Case Summary: Brooks v Nand
Defence + Indemnity
Advance payments payable by a Defendant’s auto insurer under the Fair Practices Regulation are not payable by an underinsured driver, nor are they payable by the Plaintiff’s own SEF 44 Endorsement or the Motor Vehicle Accident Claims fund.
Brooks v Nand, 2019 ABQB 861, per Dunlop, J.
Facts + Issues
The Plaintiff Brooks tried to stop Bhamra from stealing Brooks’ car and, in so doing, pulled Bhamra from his vehicle. While Brooks was doing that Brooks was hit by a stolen vehicle operated by the Defendant Nand, suffering injuries. Brooks sought indemnity from his own insurer under his SEF 44 Endorsement. The Administrator of the Motor Vehicle Accident Claims Fund defended Nand, who had been noted in default.
Brooks applied for an advance payment from Nand, notwithstanding that Nand was uninsured based on “the equity of the Court”. He relied on an Affidavit to the effect that he was “in dire need of funds”. He had not worked for four years since the accident and had moved into his mother’s basement.
HELD: For the Defendant; application dismissed.
The Court held that an advance was not payable by an uninsured driver.
- It was common ground that the legislation regarding advance payments, the Fair Practices Regulation, AR 128/ 2001 was inapplicable in that it provides for injured plaintiffs to seek an advance from the at-fault driver’s insurer.
- The Court rejected the proposition that the wording of the Regulation creates an inequity by allowing for advances to be sought from the insurer of insured drivers but not from uninsured drivers themselves. The Court, expressly sympathetic to the Plaintiff’s position held that “[t]here may be an unintended gap created by the wording of the Insurance Act, the Fair Practices Regulation, the Motor Vehicle Accident Claims Act and, possibly the SEF 44” but “on the other hand it may be an intentional gap” (para. 7). The Court held that this was for the Legislature to address.
Furthermore, the Court held that an advance under the Regulation was not payable by Brooks’ SEF 44 insurer or the Fund:
 Mr. Brooks bases his claim for an advance payment on “the equity of the court”. His counsel acknowledges that section 5.6 of the Fair Practices Regulation, AR128/2001, which enables the Court to order advance payments from a defendant’s insurer in a motor vehicle liability claim, does not apply because Wawanesa is Mr. Brooks’ SEF 44 insurer, and not the insurer of one of the defendants.
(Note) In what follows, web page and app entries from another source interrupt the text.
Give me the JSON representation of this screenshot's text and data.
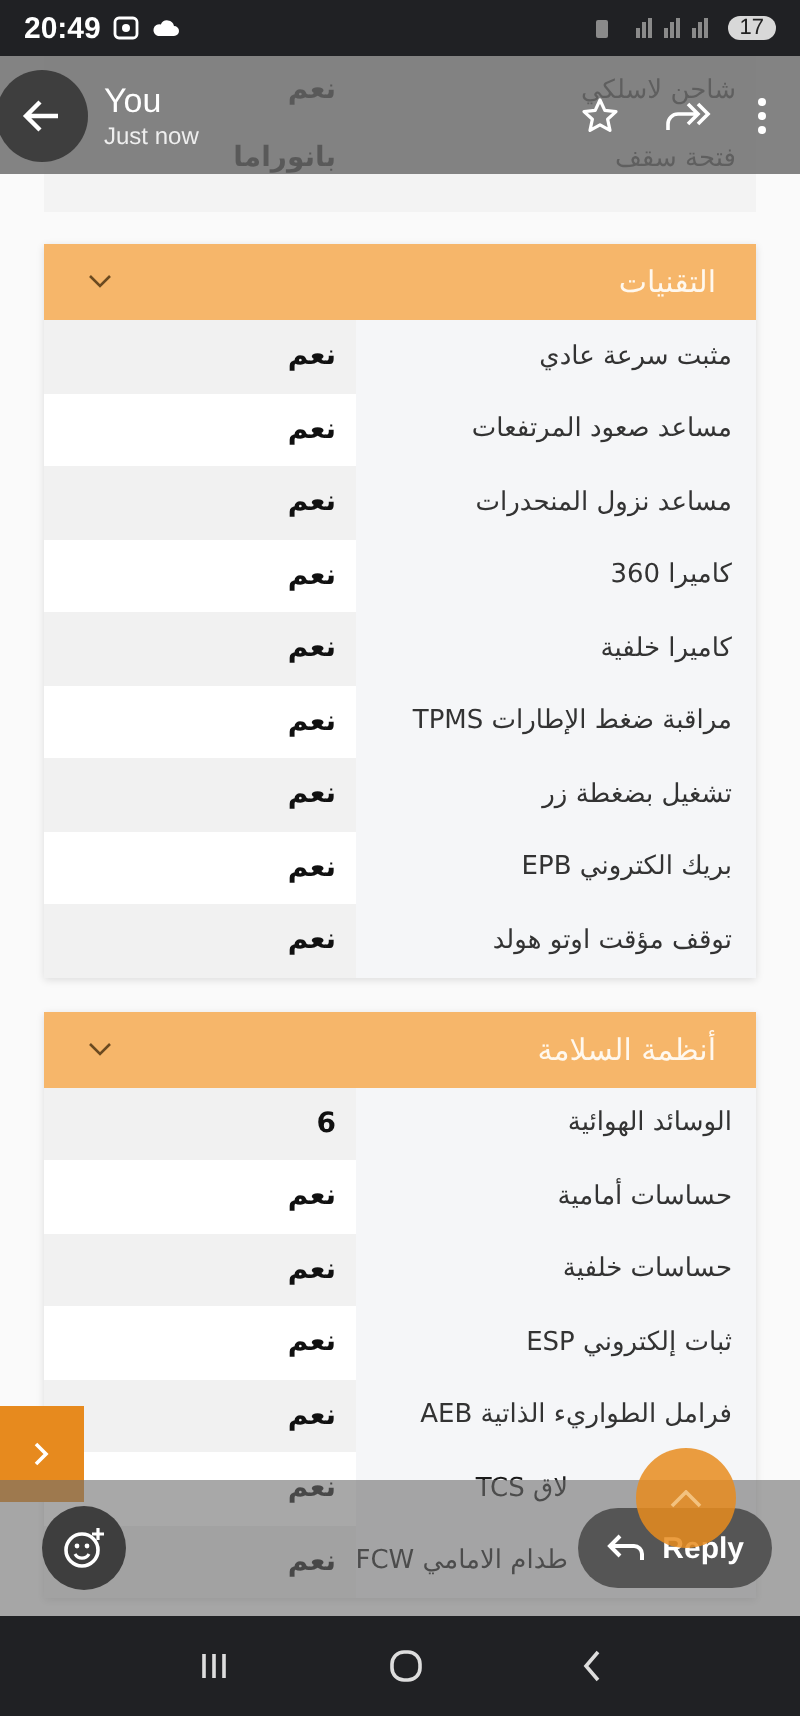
{
  "status_bar": {
    "time": "20:49",
    "battery": "17"
  },
  "message_header": {
    "sender": "You",
    "time": "Just now"
  },
  "previous_rows": [
    {
      "label": "شاحن لاسلكي",
      "value": "نعم"
    },
    {
      "label": "فتحة سقف",
      "value": "بانوراما"
    }
  ],
  "sections": [
    {
      "title": "التقنيات",
      "rows": [
        {
          "label": "مثبت سرعة عادي",
          "value": "نعم"
        },
        {
          "label": "مساعد صعود المرتفعات",
          "value": "نعم"
        },
        {
          "label": "مساعد نزول المنحدرات",
          "value": "نعم"
        },
        {
          "label": "كاميرا 360",
          "value": "نعم"
        },
        {
          "label": "كاميرا خلفية",
          "value": "نعم"
        },
        {
          "label": "مراقبة ضغط الإطارات TPMS",
          "value": "نعم"
        },
        {
          "label": "تشغيل بضغطة زر",
          "value": "نعم"
        },
        {
          "label": "بريك الكتروني EPB",
          "value": "نعم"
        },
        {
          "label": "توقف مؤقت اوتو هولد",
          "value": "نعم"
        }
      ]
    },
    {
      "title": "أنظمة السلامة",
      "rows": [
        {
          "label": "الوسائد الهوائية",
          "value": "6"
        },
        {
          "label": "حساسات أمامية",
          "value": "نعم"
        },
        {
          "label": "حساسات خلفية",
          "value": "نعم"
        },
        {
          "label": "ثبات إلكتروني ESP",
          "value": "نعم"
        },
        {
          "label": "فرامل الطواريء الذاتية AEB",
          "value": "نعم"
        },
        {
          "label": "لاق TCS",
          "value": "نعم",
          "kind": "overlapped"
        },
        {
          "label": "طدام الامامي FCW",
          "value": "نعم",
          "kind": "overlapped"
        }
      ]
    }
  ],
  "reply_button": {
    "label": "Reply"
  }
}
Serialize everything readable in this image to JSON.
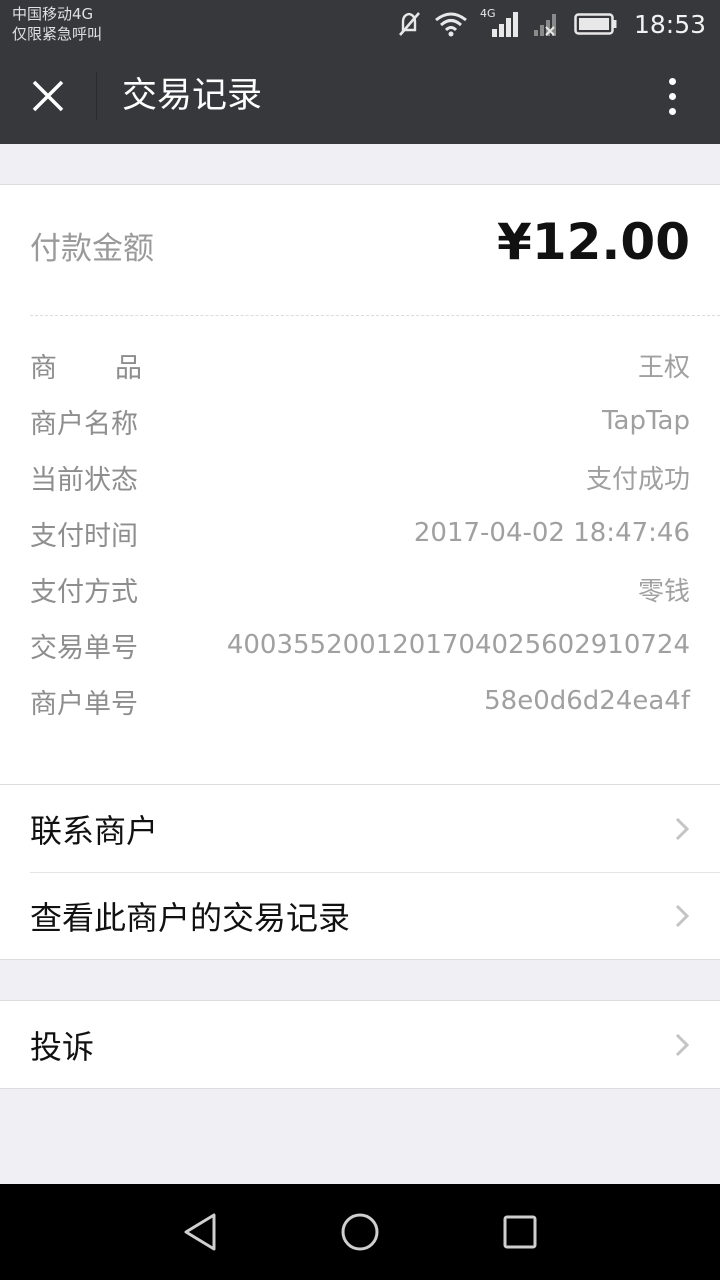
{
  "status_bar": {
    "carrier_line1": "中国移动4G",
    "carrier_line2": "仅限紧急呼叫",
    "network_label": "4G",
    "time": "18:53",
    "icons": [
      "mute-icon",
      "wifi-icon",
      "signal-icon",
      "no-signal-icon",
      "battery-icon"
    ]
  },
  "header": {
    "title": "交易记录",
    "close_icon": "close-icon",
    "more_icon": "more-vertical-icon"
  },
  "payment": {
    "amount_label": "付款金额",
    "amount_value": "¥12.00",
    "details": [
      {
        "label": "商品",
        "value": "王权"
      },
      {
        "label": "商户名称",
        "value": "TapTap"
      },
      {
        "label": "当前状态",
        "value": "支付成功"
      },
      {
        "label": "支付时间",
        "value": "2017-04-02 18:47:46"
      },
      {
        "label": "支付方式",
        "value": "零钱"
      },
      {
        "label": "交易单号",
        "value": "4003552001201704025602910724"
      },
      {
        "label": "商户单号",
        "value": "58e0d6d24ea4f"
      }
    ]
  },
  "actions": [
    {
      "label": "联系商户"
    },
    {
      "label": "查看此商户的交易记录"
    }
  ],
  "complaint": {
    "label": "投诉"
  },
  "nav_bar": {
    "icons": [
      "back-icon",
      "home-icon",
      "recents-icon"
    ]
  },
  "colors": {
    "bar_background": "#37383c",
    "page_background": "#efeff4"
  }
}
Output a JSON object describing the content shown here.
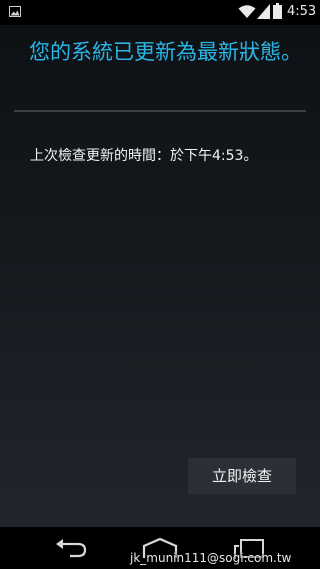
{
  "status_bar": {
    "time": "4:53",
    "icons": [
      "image-icon",
      "wifi-icon",
      "signal-icon",
      "battery-icon"
    ]
  },
  "page": {
    "title": "您的系統已更新為最新狀態。",
    "last_check_text": "上次檢查更新的時間：於下午4:53。",
    "check_button_label": "立即檢查"
  },
  "nav_bar": {
    "icons": [
      "back-icon",
      "home-icon",
      "recents-icon"
    ]
  },
  "watermark": "jk_munin111@sogi.com.tw",
  "colors": {
    "accent": "#2bb5e6",
    "text": "#f2f2f2",
    "button_bg": "#2b3036"
  }
}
The Administrator filed a Statement of Defence on behalf of Mr. Nand, but section 5.6 does not apply to the Administrator because the Administrator is not Mr. Nand’s insurer.